* _Task statement_:
In the response, the entries must appear exactly as supplied.

* _The data_:
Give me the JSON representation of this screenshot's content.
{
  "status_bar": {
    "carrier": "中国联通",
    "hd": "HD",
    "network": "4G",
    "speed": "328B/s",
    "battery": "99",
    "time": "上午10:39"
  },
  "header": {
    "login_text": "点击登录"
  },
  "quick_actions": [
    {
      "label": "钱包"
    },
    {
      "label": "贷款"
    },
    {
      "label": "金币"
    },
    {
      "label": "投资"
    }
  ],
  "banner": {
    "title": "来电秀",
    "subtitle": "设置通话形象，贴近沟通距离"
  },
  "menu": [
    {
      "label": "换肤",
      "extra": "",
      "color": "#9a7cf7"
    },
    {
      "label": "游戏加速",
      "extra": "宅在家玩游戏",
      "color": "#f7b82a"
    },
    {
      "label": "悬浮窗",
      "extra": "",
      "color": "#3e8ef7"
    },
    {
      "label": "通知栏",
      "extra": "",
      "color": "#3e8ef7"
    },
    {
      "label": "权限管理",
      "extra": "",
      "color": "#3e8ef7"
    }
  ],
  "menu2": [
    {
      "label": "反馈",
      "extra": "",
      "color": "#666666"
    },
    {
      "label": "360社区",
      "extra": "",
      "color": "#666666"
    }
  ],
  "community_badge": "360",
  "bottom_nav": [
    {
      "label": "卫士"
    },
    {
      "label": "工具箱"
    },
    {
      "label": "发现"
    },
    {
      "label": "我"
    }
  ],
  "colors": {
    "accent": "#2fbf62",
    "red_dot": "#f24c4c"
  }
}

* _Task result_:
Give me the JSON representation of this screenshot's content.
{
  "status_bar": {
    "carrier": "中国联通",
    "hd": "HD",
    "network": "4G",
    "speed": "328B/s",
    "battery": "99",
    "time": "上午10:39"
  },
  "header": {
    "login_text": "点击登录"
  },
  "quick_actions": [
    {
      "label": "钱包"
    },
    {
      "label": "贷款"
    },
    {
      "label": "金币"
    },
    {
      "label": "投资"
    }
  ],
  "banner": {
    "title": "来电秀",
    "subtitle": "设置通话形象，贴近沟通距离"
  },
  "menu": [
    {
      "label": "换肤",
      "extra": "",
      "color": "#9a7cf7"
    },
    {
      "label": "游戏加速",
      "extra": "宅在家玩游戏",
      "color": "#f7b82a"
    },
    {
      "label": "悬浮窗",
      "extra": "",
      "color": "#3e8ef7"
    },
    {
      "label": "通知栏",
      "extra": "",
      "color": "#3e8ef7"
    },
    {
      "label": "权限管理",
      "extra": "",
      "color": "#3e8ef7"
    }
  ],
  "menu2": [
    {
      "label": "反馈",
      "extra": "",
      "color": "#666666"
    },
    {
      "label": "360社区",
      "extra": "",
      "color": "#666666"
    }
  ],
  "community_badge": "360",
  "bottom_nav": [
    {
      "label": "卫士"
    },
    {
      "label": "工具箱"
    },
    {
      "label": "发现"
    },
    {
      "label": "我"
    }
  ],
  "colors": {
    "accent": "#2fbf62",
    "red_dot": "#f24c4c"
  }
}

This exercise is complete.